land is better adapted to cotton or more
fertile than other parts.
Why not plant cotton on the eight
acres which prrxluces the best yields ot
cotton and put the other two acres in
soil building or feed crops?
Less Production Cost.
Then use the same amount of fertil
izer on eight acres you would have used
on 10, buy pure seed of an improved
variety, prepare the land well, leave the
cotton thick and cultivate well. You will
make nearly as much, if not as much,
cotton on the eight acres as you have
been making on lo, and will producr
it at a considerably less cost per pound.
An nnportaiit factor in profitable cot
ton production is that the soil type be
well adapted to growing cotton and also
that the soil be productive enough tu

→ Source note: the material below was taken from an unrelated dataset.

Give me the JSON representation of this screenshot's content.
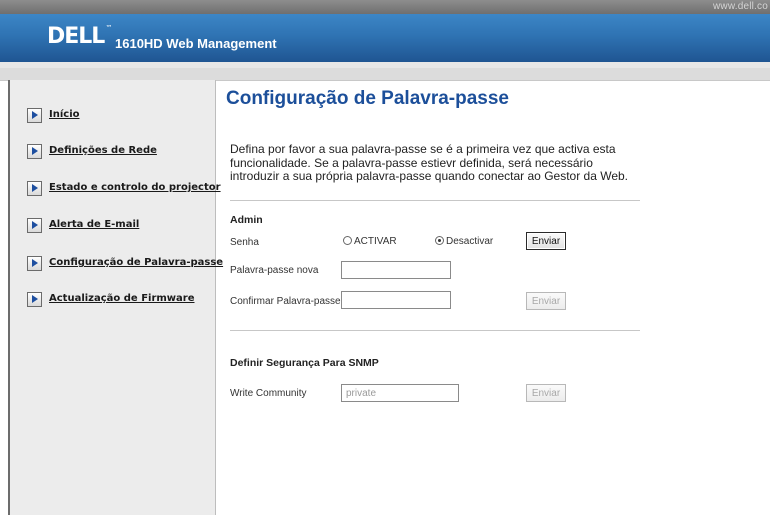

make fair yields. Cotton cannot be pro
duced economically on land that will
produce less than one-half bale j>er acre
under average conditions. Soils of low
proiluctivity should be planted to soil-
building crops or pa.stiire.
Warm Up Slowly
PooHy diained .soils warm up siuwl)
in the Spring, usually resulting in pooi
stands. A rank growth is often secured
and boll weevil damage is usually heavy.
Very fertile low lands protluce t<K)
much growth, the cotton opens up slowh
and is subject to heavy weevil damage.
TTie best cotton soils in the Coastal
Plains area are the sandy loams and fine
sandy loams of the (Jrtenville, Marl
boro, Norfolk. Orangeburg and Kuston
series. In the Piedmont area, the Cecil
sandy loams, Mecklenburg sandy loanu
and Davidson clay loam are the n>ost
productive. Where these soil series do not
occur the well drained sandy loams are
inch to I I-16 iiK'h staple length:> are
in greatest demand by the mills of our
state, and most markets pay fair to gootl
premiuins for these lengths. Varieties
which produce these lengths and which
have proven to be high yielders are
Cleveland 884-4, *nd Cleveland 5-7.